The well mannered mother knows if she is invited to a social event she is expected to reciprocate. Never is this truer than with the dreaded play date. If some kind-hearted mother is willing to entertain her child for an afternoon the well mannered modern mother knows she has a social obligation to do the same.
Of course there are people who don’t care about that sort of thing…what comes around goes around…lalala… we are all one happy village…and all that. Wonderful for them. But for the well mannered mothers living in the real world where other people’s five and six-year-olds can be something of a burden, it’s nice to share the joy.
Clearly, once children have become good friends and families are acquainted a strict back and forth protocol is not necessary. But for the initial play dates or if the modern mother has called someone because she is in a jam she really must extend an invitation to the other child. If the child is unavailable and a subsequent invitation is also refused, the well mannered modern mother can be comfortable in the knowledge that her social obligation has been dispatched.

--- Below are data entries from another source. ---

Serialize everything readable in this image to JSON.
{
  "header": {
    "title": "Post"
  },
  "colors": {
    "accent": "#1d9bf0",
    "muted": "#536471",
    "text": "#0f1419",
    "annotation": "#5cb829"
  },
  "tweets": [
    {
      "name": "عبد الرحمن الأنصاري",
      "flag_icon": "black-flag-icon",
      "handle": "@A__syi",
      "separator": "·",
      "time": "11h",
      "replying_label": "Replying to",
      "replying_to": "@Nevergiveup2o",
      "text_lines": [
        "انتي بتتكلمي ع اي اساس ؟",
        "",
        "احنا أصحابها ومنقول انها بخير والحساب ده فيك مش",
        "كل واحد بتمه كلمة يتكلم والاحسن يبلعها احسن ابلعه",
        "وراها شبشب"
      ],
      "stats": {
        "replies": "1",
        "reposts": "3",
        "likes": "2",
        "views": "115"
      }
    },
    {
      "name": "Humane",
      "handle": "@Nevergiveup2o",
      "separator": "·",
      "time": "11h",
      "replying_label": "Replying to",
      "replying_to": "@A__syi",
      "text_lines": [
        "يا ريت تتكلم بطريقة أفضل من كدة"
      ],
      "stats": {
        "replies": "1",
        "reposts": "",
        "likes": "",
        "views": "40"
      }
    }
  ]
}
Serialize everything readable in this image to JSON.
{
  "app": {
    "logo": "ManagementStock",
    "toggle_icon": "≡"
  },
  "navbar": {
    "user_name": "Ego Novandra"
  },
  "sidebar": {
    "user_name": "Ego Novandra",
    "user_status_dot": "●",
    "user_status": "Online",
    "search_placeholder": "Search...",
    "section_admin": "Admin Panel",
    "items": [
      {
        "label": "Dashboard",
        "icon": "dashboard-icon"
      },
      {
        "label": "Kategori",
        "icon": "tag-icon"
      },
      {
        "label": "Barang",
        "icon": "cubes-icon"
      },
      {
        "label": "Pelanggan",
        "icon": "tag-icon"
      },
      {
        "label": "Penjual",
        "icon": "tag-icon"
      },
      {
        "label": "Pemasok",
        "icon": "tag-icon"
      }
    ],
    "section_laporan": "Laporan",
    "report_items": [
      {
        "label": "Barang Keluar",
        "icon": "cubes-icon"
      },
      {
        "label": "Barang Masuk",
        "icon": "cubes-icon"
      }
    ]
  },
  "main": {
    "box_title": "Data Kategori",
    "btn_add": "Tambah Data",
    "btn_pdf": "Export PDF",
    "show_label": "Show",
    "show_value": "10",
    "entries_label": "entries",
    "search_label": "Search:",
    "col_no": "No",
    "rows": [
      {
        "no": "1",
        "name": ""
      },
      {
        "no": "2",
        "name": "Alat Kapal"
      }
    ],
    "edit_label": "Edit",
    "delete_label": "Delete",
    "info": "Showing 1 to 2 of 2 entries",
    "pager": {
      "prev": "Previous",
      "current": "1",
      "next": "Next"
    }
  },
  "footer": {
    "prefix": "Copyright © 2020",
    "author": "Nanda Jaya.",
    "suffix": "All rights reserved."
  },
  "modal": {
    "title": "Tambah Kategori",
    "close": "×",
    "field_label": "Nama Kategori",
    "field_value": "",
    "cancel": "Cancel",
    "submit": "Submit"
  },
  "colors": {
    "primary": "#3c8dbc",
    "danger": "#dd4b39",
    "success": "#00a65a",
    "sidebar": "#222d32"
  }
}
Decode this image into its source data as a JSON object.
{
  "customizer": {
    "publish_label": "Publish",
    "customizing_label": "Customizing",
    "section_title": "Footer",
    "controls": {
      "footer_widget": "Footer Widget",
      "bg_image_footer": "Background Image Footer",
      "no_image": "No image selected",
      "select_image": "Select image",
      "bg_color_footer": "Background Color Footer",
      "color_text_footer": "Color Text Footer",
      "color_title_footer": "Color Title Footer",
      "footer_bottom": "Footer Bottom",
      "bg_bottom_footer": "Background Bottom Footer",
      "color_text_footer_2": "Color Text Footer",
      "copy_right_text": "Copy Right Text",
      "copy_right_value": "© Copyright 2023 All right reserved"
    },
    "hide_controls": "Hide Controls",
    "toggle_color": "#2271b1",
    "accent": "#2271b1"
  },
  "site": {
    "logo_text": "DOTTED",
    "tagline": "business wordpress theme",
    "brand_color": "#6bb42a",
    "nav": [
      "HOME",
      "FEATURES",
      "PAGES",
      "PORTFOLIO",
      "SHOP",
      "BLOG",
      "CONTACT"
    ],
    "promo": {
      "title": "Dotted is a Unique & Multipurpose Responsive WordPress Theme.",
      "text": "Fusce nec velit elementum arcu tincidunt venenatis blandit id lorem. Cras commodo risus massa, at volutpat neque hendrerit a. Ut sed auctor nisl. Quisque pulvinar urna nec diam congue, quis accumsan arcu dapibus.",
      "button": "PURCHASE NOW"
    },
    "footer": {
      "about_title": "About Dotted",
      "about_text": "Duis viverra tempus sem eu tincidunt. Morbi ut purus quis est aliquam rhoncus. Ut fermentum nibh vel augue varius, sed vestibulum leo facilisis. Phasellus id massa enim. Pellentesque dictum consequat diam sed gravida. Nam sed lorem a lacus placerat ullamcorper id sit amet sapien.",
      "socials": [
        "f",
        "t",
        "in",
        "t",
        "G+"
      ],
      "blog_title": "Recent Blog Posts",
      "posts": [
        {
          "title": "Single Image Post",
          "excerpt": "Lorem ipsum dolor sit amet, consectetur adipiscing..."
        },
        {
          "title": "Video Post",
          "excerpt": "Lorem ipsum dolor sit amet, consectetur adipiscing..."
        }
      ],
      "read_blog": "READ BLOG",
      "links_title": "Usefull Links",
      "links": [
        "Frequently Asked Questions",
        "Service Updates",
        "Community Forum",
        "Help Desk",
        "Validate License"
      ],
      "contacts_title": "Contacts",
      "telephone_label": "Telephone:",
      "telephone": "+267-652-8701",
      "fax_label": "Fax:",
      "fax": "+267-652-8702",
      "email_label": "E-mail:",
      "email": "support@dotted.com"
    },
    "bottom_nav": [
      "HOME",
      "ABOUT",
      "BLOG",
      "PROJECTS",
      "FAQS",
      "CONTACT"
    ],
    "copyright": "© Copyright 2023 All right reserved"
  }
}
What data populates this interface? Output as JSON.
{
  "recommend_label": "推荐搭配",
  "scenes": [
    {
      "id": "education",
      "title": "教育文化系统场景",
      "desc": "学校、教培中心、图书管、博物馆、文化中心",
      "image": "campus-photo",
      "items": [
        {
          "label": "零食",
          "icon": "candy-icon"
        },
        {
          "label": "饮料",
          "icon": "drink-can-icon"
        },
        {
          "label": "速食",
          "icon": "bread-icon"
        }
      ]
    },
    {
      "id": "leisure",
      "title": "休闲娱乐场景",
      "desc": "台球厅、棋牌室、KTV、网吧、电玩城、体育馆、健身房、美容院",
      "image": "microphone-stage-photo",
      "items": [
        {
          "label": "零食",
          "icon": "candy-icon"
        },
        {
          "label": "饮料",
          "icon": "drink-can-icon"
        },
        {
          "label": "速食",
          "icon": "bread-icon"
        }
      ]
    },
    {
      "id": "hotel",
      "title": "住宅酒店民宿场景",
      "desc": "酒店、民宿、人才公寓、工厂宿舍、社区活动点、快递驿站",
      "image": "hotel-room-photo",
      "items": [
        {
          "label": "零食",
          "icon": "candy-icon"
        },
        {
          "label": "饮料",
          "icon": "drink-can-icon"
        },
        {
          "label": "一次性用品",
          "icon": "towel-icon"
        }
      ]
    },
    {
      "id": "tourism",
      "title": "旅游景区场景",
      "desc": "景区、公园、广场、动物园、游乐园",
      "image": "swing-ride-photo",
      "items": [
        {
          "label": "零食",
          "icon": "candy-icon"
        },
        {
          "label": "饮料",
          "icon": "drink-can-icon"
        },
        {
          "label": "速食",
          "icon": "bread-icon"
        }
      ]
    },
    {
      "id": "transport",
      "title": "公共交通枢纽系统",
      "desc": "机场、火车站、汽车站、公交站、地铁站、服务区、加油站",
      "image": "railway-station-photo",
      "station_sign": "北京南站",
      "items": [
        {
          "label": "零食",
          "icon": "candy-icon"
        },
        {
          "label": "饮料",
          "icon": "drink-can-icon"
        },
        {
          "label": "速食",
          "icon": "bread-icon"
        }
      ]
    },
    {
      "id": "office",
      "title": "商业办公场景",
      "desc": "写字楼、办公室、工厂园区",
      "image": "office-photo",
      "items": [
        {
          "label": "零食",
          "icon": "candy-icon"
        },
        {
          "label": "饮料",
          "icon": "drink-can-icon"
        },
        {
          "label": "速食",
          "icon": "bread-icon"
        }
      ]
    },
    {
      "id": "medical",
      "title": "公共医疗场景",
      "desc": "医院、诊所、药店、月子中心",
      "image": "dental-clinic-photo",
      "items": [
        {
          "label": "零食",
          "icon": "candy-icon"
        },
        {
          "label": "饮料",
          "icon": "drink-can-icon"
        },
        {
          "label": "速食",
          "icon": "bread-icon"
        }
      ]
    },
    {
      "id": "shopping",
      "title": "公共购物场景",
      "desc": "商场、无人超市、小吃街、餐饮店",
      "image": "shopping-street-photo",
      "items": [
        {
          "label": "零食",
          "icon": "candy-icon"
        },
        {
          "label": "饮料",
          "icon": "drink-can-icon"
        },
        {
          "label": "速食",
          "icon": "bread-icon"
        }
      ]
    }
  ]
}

Sometimes your child might be invited to a house where you do not know the family or are uncomfortable with the caregiver situation. In that case it is perfectly all right to invite that child to your house. You are then under no obligation to send your child to their house. But be aware that over time most people will figure out you think they are crazy and may stop sending their child to your house. Then again, if they really are as crazy as you think, perhaps that is all for the best.
Things can get tricky for the well mannered working mother especially if she begins to feel that her child is always going over to a friend’s house. In this case, she might want to invite the friend on a weekend outing or have the friend and her parents for an early family dinner as a way of getting to know the other family.
Mostly this well mannered author longs for the days when children could head out the back door, wander around the neighborhood unattended, play kick-the-can in the street until it was too dark to see and not have to worry about having their every movement choreographed by their parents.